Title Photo by Benjamin Lehman on benjaminlehman.com
One of my favorite things to do when the weather is nice is go camping with my family. We swim, hike, and play all day, then at night, we sit around the campfire roasting marshmallows. One of my least favorite things about camping is when the wind blows the smoke from the campfire towards me, and I get a face full of dark grey air. It stings my eyes, and when I breathe, it burns. Luckily, all I need to do to make that better is to move further away from the fire. A little distance means I’m back breathing clean air.
But when I’m camping, that fire is pretty tiny and only putting out a little bit of smoke. I can move a few feet away and not have to worry about it anymore. But what if the fire was larger? If a fire is big enough, can I still feel the effects from far away?
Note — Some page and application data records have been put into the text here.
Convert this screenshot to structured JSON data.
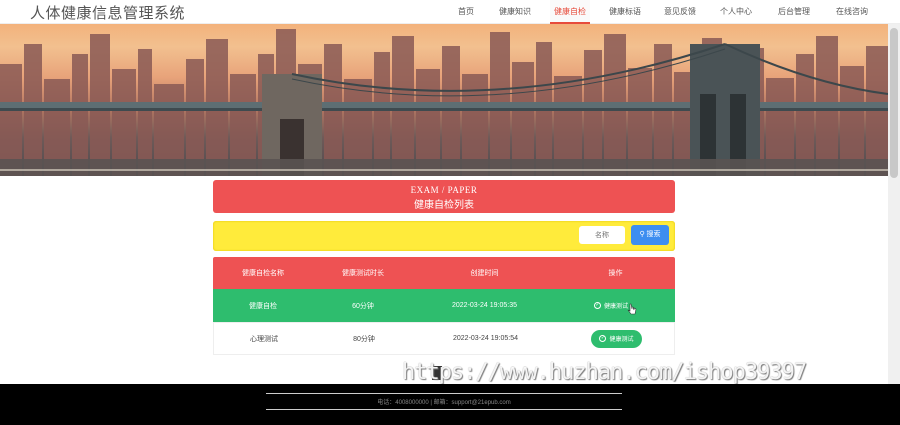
{
  "app": {
    "title": "人体健康信息管理系统"
  },
  "nav": {
    "items": [
      {
        "label": "首页"
      },
      {
        "label": "健康知识"
      },
      {
        "label": "健康自检"
      },
      {
        "label": "健康标语"
      },
      {
        "label": "意见反馈"
      },
      {
        "label": "个人中心"
      },
      {
        "label": "后台管理"
      },
      {
        "label": "在线咨询"
      }
    ],
    "active_index": 2
  },
  "heading": {
    "en": "EXAM / PAPER",
    "zh": "健康自检列表"
  },
  "search": {
    "placeholder": "名称",
    "button_label": "搜索"
  },
  "table": {
    "headers": [
      "健康自检名称",
      "健康测试时长",
      "创建时间",
      "操作"
    ],
    "rows": [
      {
        "name": "健康自检",
        "duration": "60分钟",
        "created": "2022-03-24 19:05:35",
        "action": "健康测试"
      },
      {
        "name": "心理测试",
        "duration": "80分钟",
        "created": "2022-03-24 19:05:54",
        "action": "健康测试"
      }
    ]
  },
  "watermark": "https://www.huzhan.com/ishop39397",
  "footer": {
    "contact": "电话：4008000000 | 邮箱：support@21epub.com"
  },
  "colors": {
    "accent_red": "#ee5253",
    "accent_green": "#2ebd6e",
    "search_bg": "#ffeb3b",
    "button_blue": "#3d8ef0"
  },
  "icons": [
    "search-icon",
    "check-circle-icon",
    "cursor-icon"
  ]
}
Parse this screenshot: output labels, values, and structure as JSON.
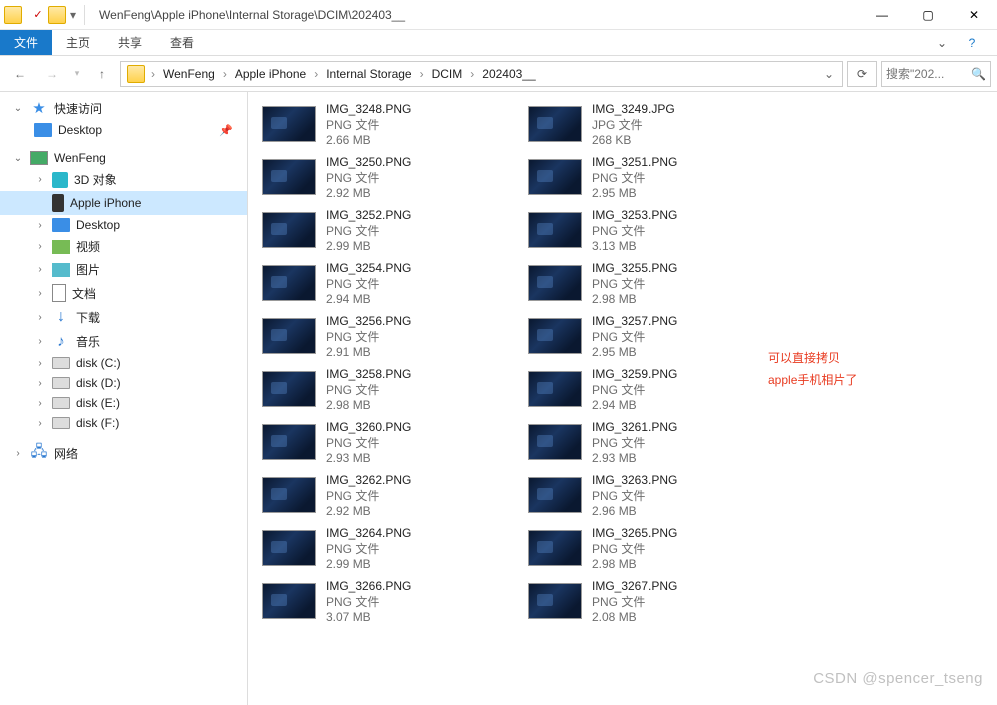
{
  "titlebar": {
    "path_text": "WenFeng\\Apple iPhone\\Internal Storage\\DCIM\\202403__"
  },
  "ribbon": {
    "file": "文件",
    "home": "主页",
    "share": "共享",
    "view": "查看"
  },
  "breadcrumbs": [
    "WenFeng",
    "Apple iPhone",
    "Internal Storage",
    "DCIM",
    "202403__"
  ],
  "search": {
    "placeholder": "搜索\"202..."
  },
  "sidebar": {
    "quick": "快速访问",
    "desktop": "Desktop",
    "pc": "WenFeng",
    "children": [
      {
        "label": "3D 对象",
        "icon": "ic-3d"
      },
      {
        "label": "Apple iPhone",
        "icon": "ic-phone",
        "selected": true
      },
      {
        "label": "Desktop",
        "icon": "ic-desktop"
      },
      {
        "label": "视频",
        "icon": "ic-video"
      },
      {
        "label": "图片",
        "icon": "ic-pic"
      },
      {
        "label": "文档",
        "icon": "ic-doc"
      },
      {
        "label": "下载",
        "icon": "ic-dl",
        "glyph": "↓"
      },
      {
        "label": "音乐",
        "icon": "ic-music",
        "glyph": "♪"
      },
      {
        "label": "disk (C:)",
        "icon": "ic-disk"
      },
      {
        "label": "disk (D:)",
        "icon": "ic-disk"
      },
      {
        "label": "disk (E:)",
        "icon": "ic-disk"
      },
      {
        "label": "disk (F:)",
        "icon": "ic-disk"
      }
    ],
    "network": "网络"
  },
  "files": [
    {
      "name": "IMG_3248.PNG",
      "type": "PNG 文件",
      "size": "2.66 MB"
    },
    {
      "name": "IMG_3249.JPG",
      "type": "JPG 文件",
      "size": "268 KB"
    },
    {
      "name": "IMG_3250.PNG",
      "type": "PNG 文件",
      "size": "2.92 MB"
    },
    {
      "name": "IMG_3251.PNG",
      "type": "PNG 文件",
      "size": "2.95 MB"
    },
    {
      "name": "IMG_3252.PNG",
      "type": "PNG 文件",
      "size": "2.99 MB"
    },
    {
      "name": "IMG_3253.PNG",
      "type": "PNG 文件",
      "size": "3.13 MB"
    },
    {
      "name": "IMG_3254.PNG",
      "type": "PNG 文件",
      "size": "2.94 MB"
    },
    {
      "name": "IMG_3255.PNG",
      "type": "PNG 文件",
      "size": "2.98 MB"
    },
    {
      "name": "IMG_3256.PNG",
      "type": "PNG 文件",
      "size": "2.91 MB"
    },
    {
      "name": "IMG_3257.PNG",
      "type": "PNG 文件",
      "size": "2.95 MB"
    },
    {
      "name": "IMG_3258.PNG",
      "type": "PNG 文件",
      "size": "2.98 MB"
    },
    {
      "name": "IMG_3259.PNG",
      "type": "PNG 文件",
      "size": "2.94 MB"
    },
    {
      "name": "IMG_3260.PNG",
      "type": "PNG 文件",
      "size": "2.93 MB"
    },
    {
      "name": "IMG_3261.PNG",
      "type": "PNG 文件",
      "size": "2.93 MB"
    },
    {
      "name": "IMG_3262.PNG",
      "type": "PNG 文件",
      "size": "2.92 MB"
    },
    {
      "name": "IMG_3263.PNG",
      "type": "PNG 文件",
      "size": "2.96 MB"
    },
    {
      "name": "IMG_3264.PNG",
      "type": "PNG 文件",
      "size": "2.99 MB"
    },
    {
      "name": "IMG_3265.PNG",
      "type": "PNG 文件",
      "size": "2.98 MB"
    },
    {
      "name": "IMG_3266.PNG",
      "type": "PNG 文件",
      "size": "3.07 MB"
    },
    {
      "name": "IMG_3267.PNG",
      "type": "PNG 文件",
      "size": "2.08 MB"
    }
  ],
  "annotation": {
    "line1": "可以直接拷贝",
    "line2": "apple手机相片了"
  },
  "watermark": "CSDN @spencer_tseng"
}
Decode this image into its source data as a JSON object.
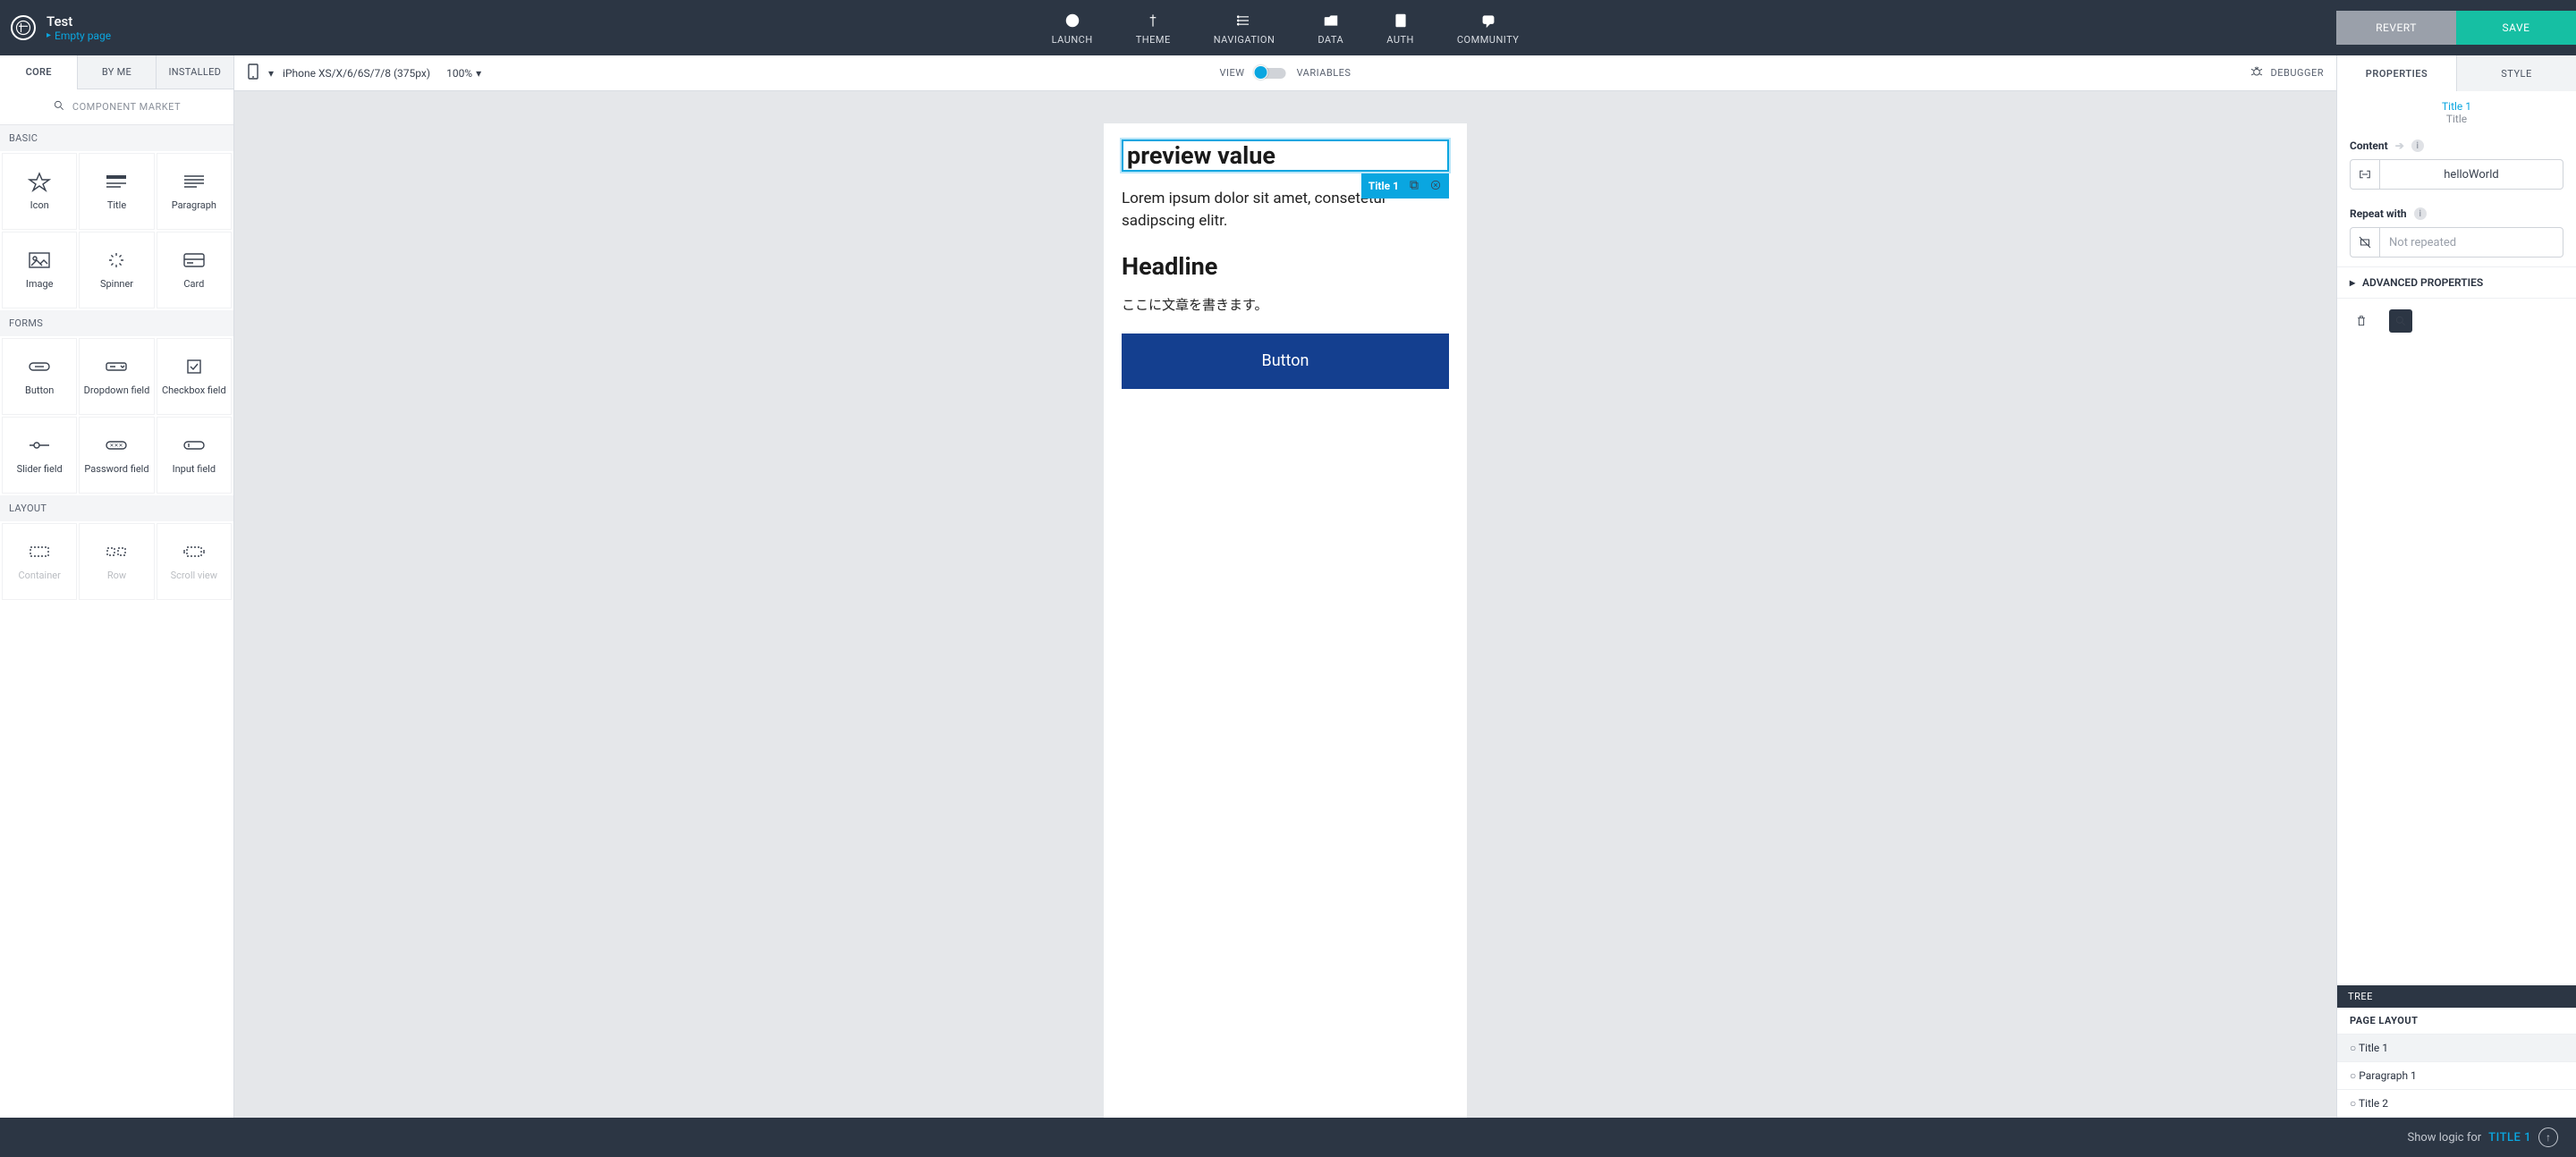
{
  "header": {
    "app_title": "Test",
    "breadcrumb": "Empty page",
    "top_icons": [
      {
        "id": "launch",
        "label": "LAUNCH"
      },
      {
        "id": "theme",
        "label": "THEME"
      },
      {
        "id": "navigation",
        "label": "NAVIGATION"
      },
      {
        "id": "data",
        "label": "DATA"
      },
      {
        "id": "auth",
        "label": "AUTH"
      },
      {
        "id": "community",
        "label": "COMMUNITY"
      }
    ],
    "revert": "REVERT",
    "save": "SAVE"
  },
  "left": {
    "tabs": [
      "CORE",
      "BY ME",
      "INSTALLED"
    ],
    "market": "COMPONENT MARKET",
    "sections": {
      "basic": "BASIC",
      "forms": "FORMS",
      "layout": "LAYOUT"
    },
    "basic_items": [
      "Icon",
      "Title",
      "Paragraph",
      "Image",
      "Spinner",
      "Card"
    ],
    "forms_items": [
      "Button",
      "Dropdown field",
      "Checkbox field",
      "Slider field",
      "Password field",
      "Input field"
    ],
    "layout_items": [
      "Container",
      "Row",
      "Scroll view"
    ]
  },
  "canvas": {
    "device": "iPhone XS/X/6/6S/7/8 (375px)",
    "zoom": "100%",
    "toggle_left": "VIEW",
    "toggle_right": "VARIABLES",
    "debugger": "DEBUGGER",
    "title_value": "preview value",
    "selection_tag": "Title 1",
    "paragraph1": "Lorem ipsum dolor sit amet, consetetur sadipscing elitr.",
    "headline": "Headline",
    "paragraph2": "ここに文章を書きます。",
    "button_label": "Button"
  },
  "right": {
    "tabs": [
      "PROPERTIES",
      "STYLE"
    ],
    "crumb_link": "Title 1",
    "crumb_current": "Title",
    "content_label": "Content",
    "content_value": "helloWorld",
    "repeat_label": "Repeat with",
    "repeat_placeholder": "Not repeated",
    "advanced": "ADVANCED PROPERTIES",
    "tree_head": "TREE",
    "page_layout": "PAGE LAYOUT",
    "tree_items": [
      "Title 1",
      "Paragraph 1",
      "Title 2"
    ]
  },
  "footer": {
    "prefix": "Show logic for",
    "target": "TITLE 1"
  }
}
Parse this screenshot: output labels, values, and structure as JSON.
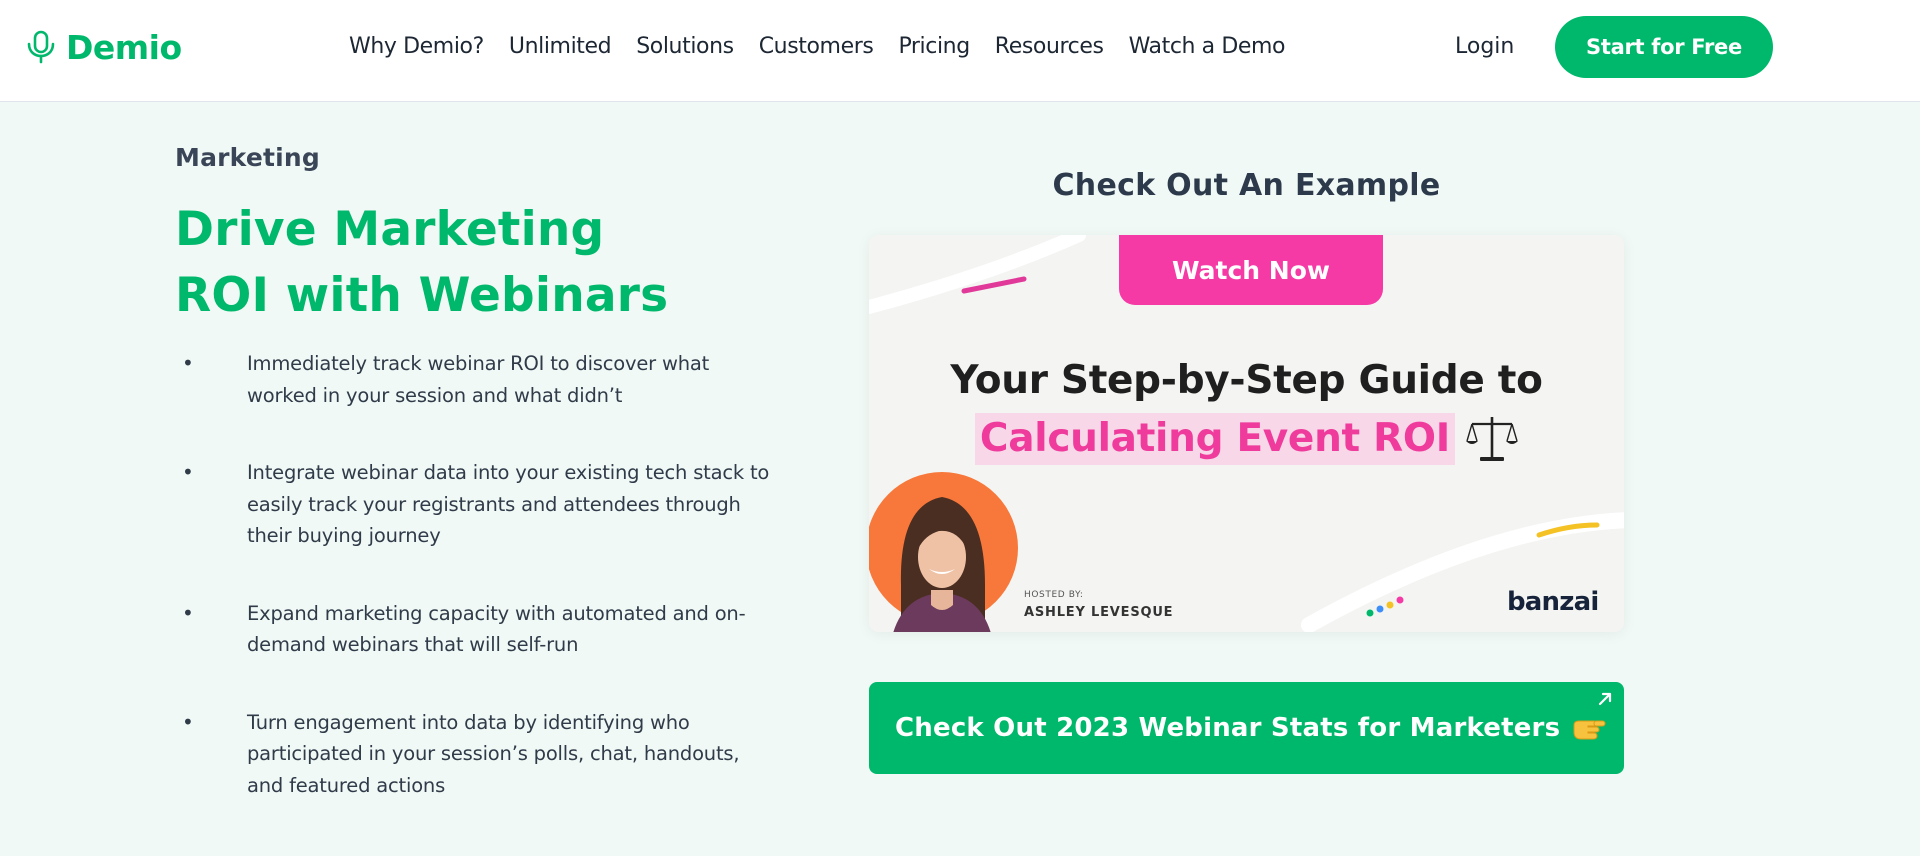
{
  "header": {
    "logo": {
      "text": "Demio",
      "icon": "microphone-logo-icon"
    },
    "nav": [
      "Why Demio?",
      "Unlimited",
      "Solutions",
      "Customers",
      "Pricing",
      "Resources",
      "Watch a Demo"
    ],
    "login_label": "Login",
    "cta_label": "Start for Free"
  },
  "main": {
    "eyebrow": "Marketing",
    "headline": [
      "Drive Marketing",
      "ROI with Webinars"
    ],
    "bullets": [
      "Immediately track webinar ROI to discover what worked in your session and what didn’t",
      "Integrate webinar data into your existing tech stack to easily track your registrants and attendees through their buying journey",
      "Expand marketing capacity with automated and on-demand webinars that will self-run",
      "Turn engagement into data by identifying who participated in your session’s polls, chat, handouts, and featured actions"
    ],
    "bullet_marker": "•"
  },
  "example": {
    "title": "Check Out An Example",
    "card": {
      "watch_label": "Watch Now",
      "title_line1": "Your Step-by-Step Guide to",
      "title_line2": "Calculating Event ROI",
      "title_icon": "balance-scale-icon",
      "hosted_by": "HOSTED BY:",
      "host_name": "ASHLEY LEVESQUE",
      "brand": "banzai"
    },
    "stats_button_label": "Check Out 2023 Webinar Stats for Marketers",
    "stats_button_icons": [
      "pointing-hand-icon",
      "external-link-icon"
    ]
  },
  "colors": {
    "brand_green": "#00b86b",
    "page_background": "#f1f9f6",
    "accent_pink": "#f53aa6",
    "avatar_orange": "#f7783a"
  }
}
Recently there were some very large fires out in the Western United States, burning hundreds of square miles of trees, grass, and debris. Within a few days, smoke from those fires could be seen over New York City and Boston, over a thousand miles away! The below map from NASA and the US Forest Service shows just how widespread those fires were on July 27th.
Why it matters
Smoke is made up of countless microscopic particles and gases, an important fact in understanding the effects of fires so far away. Those particles are why we can see the smoke and are known as particulate matter. With the right tools, like an air quality sensor, we can measure and count these particles.
The Environmental Protection Agency says that particulate matter measuring 2.5 micrometers, or about 30 times smaller than the width of a human hair, is small enough to breathe in and causes damage to our lungs and bodies. Smoke is full of particles that size, which is why we cough when a campfire blows in our faces.
Normally, a small amount of PM2.5 in the air is fine, but when there’s too much, it’s time to be concerned.
What Western Fires Mean for the East Coast
The satellite image above was taken on July 20th, when the fires out West were still burning hot. You can see the winds carried the smoke over to the East Coast, covering parts of New York and Massachusetts. For people in Boston that day, including many of the Blues team, the smoke was thick enough in the air they could see it.
Luckily, a citizen scientist nearby had an Airnote air quality sensor from Blues Wireless actively recording data that we can see, including measurements of fine particulate matter. Thanks to the air quality data that the device sent back, we can see just how much was in the air before and after the smoke arrived.
The graph of the data for the fine particulate matter shows that on July 20th number of fine particles rose by a large amount. In fact, it exceeded 50 µg/m3 (micrograms per cubic meter). Above this level Air Quality researchers on Airnow say things start to get concerning for sensitive individuals with asthma or breathing problems.
Unfortunately, that wasn’t the end of the large amounts of fine particles the Airnote caught during that time. On July 26 the count jumped to 133 µg/m3, a level Airnow designated as red level, or unhealthy for sensitive groups, and only 28 µg/m3 away from being unhealthy for everyone.
Just for comparison, in the below graph you’ll note an Airnote in Washington was located much closer to the fires, upwind and away from smoke, over the same time period saw a peak of 8.14 µg/m3, almost 16 times less than Boston’s high of 133 µg/m3.
This makes plain that you don’t need to be close to these large wildfires to see and feel the effects of the smoke. If you are watching an air quality sensor in your area and see the counts start to rise, check out your local news and see if planning for indoor activities is a good idea until the wind can move those fine particles out.